▸ **PROBLEM STATEMENT**: Every record must be repeated precisely as it stands.

▸ **EXTRACTED ENTRIES**:
□ □ □ □

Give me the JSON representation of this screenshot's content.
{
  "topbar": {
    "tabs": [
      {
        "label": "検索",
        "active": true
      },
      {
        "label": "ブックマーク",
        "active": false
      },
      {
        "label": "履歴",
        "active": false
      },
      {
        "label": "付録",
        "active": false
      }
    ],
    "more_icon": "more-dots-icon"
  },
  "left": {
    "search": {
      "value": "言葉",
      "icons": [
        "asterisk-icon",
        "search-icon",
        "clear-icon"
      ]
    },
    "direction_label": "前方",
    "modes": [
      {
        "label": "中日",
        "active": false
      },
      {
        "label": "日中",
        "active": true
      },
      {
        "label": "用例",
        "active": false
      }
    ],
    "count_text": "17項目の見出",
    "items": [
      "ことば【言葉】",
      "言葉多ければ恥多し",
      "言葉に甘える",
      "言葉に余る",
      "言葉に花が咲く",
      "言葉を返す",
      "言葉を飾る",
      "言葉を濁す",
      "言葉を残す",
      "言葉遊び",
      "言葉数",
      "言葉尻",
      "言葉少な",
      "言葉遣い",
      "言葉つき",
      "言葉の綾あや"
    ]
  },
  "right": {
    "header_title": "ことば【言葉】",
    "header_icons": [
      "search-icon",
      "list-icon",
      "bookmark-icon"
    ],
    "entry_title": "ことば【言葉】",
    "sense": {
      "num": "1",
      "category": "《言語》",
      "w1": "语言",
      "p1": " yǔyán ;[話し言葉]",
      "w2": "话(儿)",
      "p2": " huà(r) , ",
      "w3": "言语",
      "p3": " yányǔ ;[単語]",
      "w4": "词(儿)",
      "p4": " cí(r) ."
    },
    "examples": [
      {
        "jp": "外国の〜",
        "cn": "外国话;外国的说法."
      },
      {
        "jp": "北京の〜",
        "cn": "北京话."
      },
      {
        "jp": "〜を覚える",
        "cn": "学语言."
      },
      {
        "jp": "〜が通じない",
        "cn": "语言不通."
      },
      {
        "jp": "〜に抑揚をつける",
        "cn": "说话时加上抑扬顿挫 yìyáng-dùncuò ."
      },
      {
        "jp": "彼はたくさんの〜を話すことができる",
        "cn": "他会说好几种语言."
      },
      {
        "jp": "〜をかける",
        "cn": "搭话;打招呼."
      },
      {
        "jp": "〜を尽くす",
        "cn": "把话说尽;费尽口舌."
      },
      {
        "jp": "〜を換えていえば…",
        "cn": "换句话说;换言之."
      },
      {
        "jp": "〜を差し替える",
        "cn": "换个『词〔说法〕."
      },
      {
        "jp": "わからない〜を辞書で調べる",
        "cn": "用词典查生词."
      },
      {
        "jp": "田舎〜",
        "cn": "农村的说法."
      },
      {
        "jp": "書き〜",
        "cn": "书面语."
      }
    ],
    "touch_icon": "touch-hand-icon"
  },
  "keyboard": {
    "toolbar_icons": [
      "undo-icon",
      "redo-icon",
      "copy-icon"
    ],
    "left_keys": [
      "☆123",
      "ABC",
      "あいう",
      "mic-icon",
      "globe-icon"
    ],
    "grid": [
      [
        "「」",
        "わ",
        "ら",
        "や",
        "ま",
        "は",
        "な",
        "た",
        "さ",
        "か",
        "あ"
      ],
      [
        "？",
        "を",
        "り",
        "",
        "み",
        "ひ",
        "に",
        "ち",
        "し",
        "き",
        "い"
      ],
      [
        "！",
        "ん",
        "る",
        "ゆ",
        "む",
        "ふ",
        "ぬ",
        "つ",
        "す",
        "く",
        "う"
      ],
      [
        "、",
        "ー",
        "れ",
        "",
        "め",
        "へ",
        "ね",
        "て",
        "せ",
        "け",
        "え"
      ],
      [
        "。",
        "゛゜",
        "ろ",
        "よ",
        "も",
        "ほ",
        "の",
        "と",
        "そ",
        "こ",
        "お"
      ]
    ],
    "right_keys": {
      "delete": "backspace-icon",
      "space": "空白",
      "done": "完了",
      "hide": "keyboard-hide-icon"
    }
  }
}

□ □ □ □

▸ **RESPONSE AREA**:
Give me the JSON representation of this screenshot's content.
{
  "topbar": {
    "tabs": [
      {
        "label": "検索",
        "active": true
      },
      {
        "label": "ブックマーク",
        "active": false
      },
      {
        "label": "履歴",
        "active": false
      },
      {
        "label": "付録",
        "active": false
      }
    ],
    "more_icon": "more-dots-icon"
  },
  "left": {
    "search": {
      "value": "言葉",
      "icons": [
        "asterisk-icon",
        "search-icon",
        "clear-icon"
      ]
    },
    "direction_label": "前方",
    "modes": [
      {
        "label": "中日",
        "active": false
      },
      {
        "label": "日中",
        "active": true
      },
      {
        "label": "用例",
        "active": false
      }
    ],
    "count_text": "17項目の見出",
    "items": [
      "ことば【言葉】",
      "言葉多ければ恥多し",
      "言葉に甘える",
      "言葉に余る",
      "言葉に花が咲く",
      "言葉を返す",
      "言葉を飾る",
      "言葉を濁す",
      "言葉を残す",
      "言葉遊び",
      "言葉数",
      "言葉尻",
      "言葉少な",
      "言葉遣い",
      "言葉つき",
      "言葉の綾あや"
    ]
  },
  "right": {
    "header_title": "ことば【言葉】",
    "header_icons": [
      "search-icon",
      "list-icon",
      "bookmark-icon"
    ],
    "entry_title": "ことば【言葉】",
    "sense": {
      "num": "1",
      "category": "《言語》",
      "w1": "语言",
      "p1": " yǔyán ;[話し言葉]",
      "w2": "话(儿)",
      "p2": " huà(r) , ",
      "w3": "言语",
      "p3": " yányǔ ;[単語]",
      "w4": "词(儿)",
      "p4": " cí(r) ."
    },
    "examples": [
      {
        "jp": "外国の〜",
        "cn": "外国话;外国的说法."
      },
      {
        "jp": "北京の〜",
        "cn": "北京话."
      },
      {
        "jp": "〜を覚える",
        "cn": "学语言."
      },
      {
        "jp": "〜が通じない",
        "cn": "语言不通."
      },
      {
        "jp": "〜に抑揚をつける",
        "cn": "说话时加上抑扬顿挫 yìyáng-dùncuò ."
      },
      {
        "jp": "彼はたくさんの〜を話すことができる",
        "cn": "他会说好几种语言."
      },
      {
        "jp": "〜をかける",
        "cn": "搭话;打招呼."
      },
      {
        "jp": "〜を尽くす",
        "cn": "把话说尽;费尽口舌."
      },
      {
        "jp": "〜を換えていえば…",
        "cn": "换句话说;换言之."
      },
      {
        "jp": "〜を差し替える",
        "cn": "换个『词〔说法〕."
      },
      {
        "jp": "わからない〜を辞書で調べる",
        "cn": "用词典查生词."
      },
      {
        "jp": "田舎〜",
        "cn": "农村的说法."
      },
      {
        "jp": "書き〜",
        "cn": "书面语."
      }
    ],
    "touch_icon": "touch-hand-icon"
  },
  "keyboard": {
    "toolbar_icons": [
      "undo-icon",
      "redo-icon",
      "copy-icon"
    ],
    "left_keys": [
      "☆123",
      "ABC",
      "あいう",
      "mic-icon",
      "globe-icon"
    ],
    "grid": [
      [
        "「」",
        "わ",
        "ら",
        "や",
        "ま",
        "は",
        "な",
        "た",
        "さ",
        "か",
        "あ"
      ],
      [
        "？",
        "を",
        "り",
        "",
        "み",
        "ひ",
        "に",
        "ち",
        "し",
        "き",
        "い"
      ],
      [
        "！",
        "ん",
        "る",
        "ゆ",
        "む",
        "ふ",
        "ぬ",
        "つ",
        "す",
        "く",
        "う"
      ],
      [
        "、",
        "ー",
        "れ",
        "",
        "め",
        "へ",
        "ね",
        "て",
        "せ",
        "け",
        "え"
      ],
      [
        "。",
        "゛゜",
        "ろ",
        "よ",
        "も",
        "ほ",
        "の",
        "と",
        "そ",
        "こ",
        "お"
      ]
    ],
    "right_keys": {
      "delete": "backspace-icon",
      "space": "空白",
      "done": "完了",
      "hide": "keyboard-hide-icon"
    }
  }
}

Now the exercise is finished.